Originally Posted: November 23, 2017
This month, the House voted in favor of HR 1, the Tax Cuts and Jobs Act. In an attempt to simplify the tax code, many deductions were eliminated in favor of a higher standard deduction for all Americans. One such repeal was Section 117(d)(5).
Why is this so impactful, and why has its repeal caused such an uproar from those in higher education? To understand this question, you must first understand the complicated ways that universities compensate their graduate students.
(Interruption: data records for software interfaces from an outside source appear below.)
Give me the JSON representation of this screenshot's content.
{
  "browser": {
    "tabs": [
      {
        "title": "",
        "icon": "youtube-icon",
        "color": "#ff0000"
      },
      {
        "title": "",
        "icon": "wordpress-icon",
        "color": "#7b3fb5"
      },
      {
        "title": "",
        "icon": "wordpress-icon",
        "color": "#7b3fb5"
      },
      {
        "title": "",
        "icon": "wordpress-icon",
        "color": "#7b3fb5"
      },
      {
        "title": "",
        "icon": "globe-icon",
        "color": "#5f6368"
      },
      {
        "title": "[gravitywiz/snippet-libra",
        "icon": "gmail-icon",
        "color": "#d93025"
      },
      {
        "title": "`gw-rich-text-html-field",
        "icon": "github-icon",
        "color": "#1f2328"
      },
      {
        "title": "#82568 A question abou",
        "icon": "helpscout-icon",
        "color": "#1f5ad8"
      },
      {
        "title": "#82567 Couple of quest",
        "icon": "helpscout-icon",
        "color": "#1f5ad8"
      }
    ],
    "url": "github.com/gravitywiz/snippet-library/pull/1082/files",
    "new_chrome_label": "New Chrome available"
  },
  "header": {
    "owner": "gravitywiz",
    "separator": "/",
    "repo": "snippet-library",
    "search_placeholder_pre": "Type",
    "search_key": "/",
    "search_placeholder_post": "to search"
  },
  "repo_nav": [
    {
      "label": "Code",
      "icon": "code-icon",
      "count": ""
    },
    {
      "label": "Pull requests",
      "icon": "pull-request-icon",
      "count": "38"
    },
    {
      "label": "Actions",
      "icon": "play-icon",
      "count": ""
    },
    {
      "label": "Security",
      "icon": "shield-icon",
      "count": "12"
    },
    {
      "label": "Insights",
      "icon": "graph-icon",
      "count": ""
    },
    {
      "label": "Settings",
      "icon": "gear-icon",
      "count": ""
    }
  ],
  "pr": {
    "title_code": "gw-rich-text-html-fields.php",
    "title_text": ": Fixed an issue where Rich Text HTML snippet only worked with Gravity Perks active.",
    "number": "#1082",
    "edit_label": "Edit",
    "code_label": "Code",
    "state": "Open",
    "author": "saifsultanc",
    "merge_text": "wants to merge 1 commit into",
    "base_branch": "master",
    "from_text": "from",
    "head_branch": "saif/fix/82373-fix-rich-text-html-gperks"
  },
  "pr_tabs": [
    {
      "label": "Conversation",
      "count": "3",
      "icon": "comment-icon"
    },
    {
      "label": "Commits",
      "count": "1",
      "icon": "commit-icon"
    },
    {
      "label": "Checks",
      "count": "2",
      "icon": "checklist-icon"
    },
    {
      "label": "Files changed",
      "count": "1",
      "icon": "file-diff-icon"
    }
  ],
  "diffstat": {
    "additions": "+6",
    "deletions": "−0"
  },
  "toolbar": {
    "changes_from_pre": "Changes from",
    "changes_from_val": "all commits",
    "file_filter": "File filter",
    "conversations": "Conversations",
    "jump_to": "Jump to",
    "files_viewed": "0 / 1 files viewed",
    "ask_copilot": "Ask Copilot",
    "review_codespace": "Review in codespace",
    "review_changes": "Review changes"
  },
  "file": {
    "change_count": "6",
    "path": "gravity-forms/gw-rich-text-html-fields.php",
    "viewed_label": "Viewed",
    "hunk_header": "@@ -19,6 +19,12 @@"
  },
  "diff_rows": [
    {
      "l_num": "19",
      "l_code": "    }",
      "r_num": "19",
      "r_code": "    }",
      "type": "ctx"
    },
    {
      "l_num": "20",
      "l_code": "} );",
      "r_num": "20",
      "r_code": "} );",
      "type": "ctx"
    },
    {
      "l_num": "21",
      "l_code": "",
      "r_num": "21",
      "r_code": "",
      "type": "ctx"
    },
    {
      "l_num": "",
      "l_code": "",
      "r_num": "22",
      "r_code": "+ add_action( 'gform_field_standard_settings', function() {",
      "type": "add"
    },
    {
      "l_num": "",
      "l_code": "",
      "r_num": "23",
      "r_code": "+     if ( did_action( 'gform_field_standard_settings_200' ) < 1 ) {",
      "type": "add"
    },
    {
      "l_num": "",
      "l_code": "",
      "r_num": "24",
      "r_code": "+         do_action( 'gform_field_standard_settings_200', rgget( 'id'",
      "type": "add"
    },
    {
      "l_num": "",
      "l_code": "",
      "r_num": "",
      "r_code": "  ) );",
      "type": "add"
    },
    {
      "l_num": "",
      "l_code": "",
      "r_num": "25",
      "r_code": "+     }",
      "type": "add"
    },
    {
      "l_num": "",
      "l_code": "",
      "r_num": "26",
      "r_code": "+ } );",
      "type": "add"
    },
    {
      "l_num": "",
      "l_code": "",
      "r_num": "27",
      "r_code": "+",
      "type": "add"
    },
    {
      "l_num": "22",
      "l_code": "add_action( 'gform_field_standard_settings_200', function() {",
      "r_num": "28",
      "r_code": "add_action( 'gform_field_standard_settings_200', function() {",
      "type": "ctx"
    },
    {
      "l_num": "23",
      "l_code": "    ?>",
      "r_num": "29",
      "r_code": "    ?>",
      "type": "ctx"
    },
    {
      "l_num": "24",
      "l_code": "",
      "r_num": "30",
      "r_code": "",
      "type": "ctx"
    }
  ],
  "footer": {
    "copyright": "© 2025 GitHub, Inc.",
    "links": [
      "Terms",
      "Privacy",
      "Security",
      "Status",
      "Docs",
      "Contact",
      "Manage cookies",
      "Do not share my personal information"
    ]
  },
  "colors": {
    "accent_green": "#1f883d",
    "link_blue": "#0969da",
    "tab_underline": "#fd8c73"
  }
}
I’m a Ph.D. student at SMU studying particle physics, and at SMU and other major research institutions in the United States, students from all over the globe compete for a handful of positions in one of our Ph.D. or master’s programs. To earn a spot, they must work hard throughout their undergraduate career and demonstrate the potential for lifelong success in research or industry. As a reward for their diligence, students are granted a seat in class and a position as a teaching or research assistant. The research and teaching roles are compensated with a stipend for cost of living and the remission of tuition in the form of a scholarship. This is where the repeal of this section of the tax code is so significant. The repeal makes the tuition remission, money that students never see, taxable income for graduate students.
At SMU, graduate students make roughly $22,000 a year as a part of their assistantship. The university grants about $45,000 annually in waivers to cover the cost of tuition. Adding this to our taxable income means that instead of paying taxes only on the $22,000 we are actually paid, we would pay taxes on nearly $62,000 under the House plan. The change results in a 700 percent increase in our tax burden, to around $7,850 annually, leaving us with $14,150 a year to live on. My colleagues and I can ill afford a tax increase of this kind, and as a result we will be forced to make the difficult choice of going into debt to make ends meet or leaving our research and work behind. READ MORE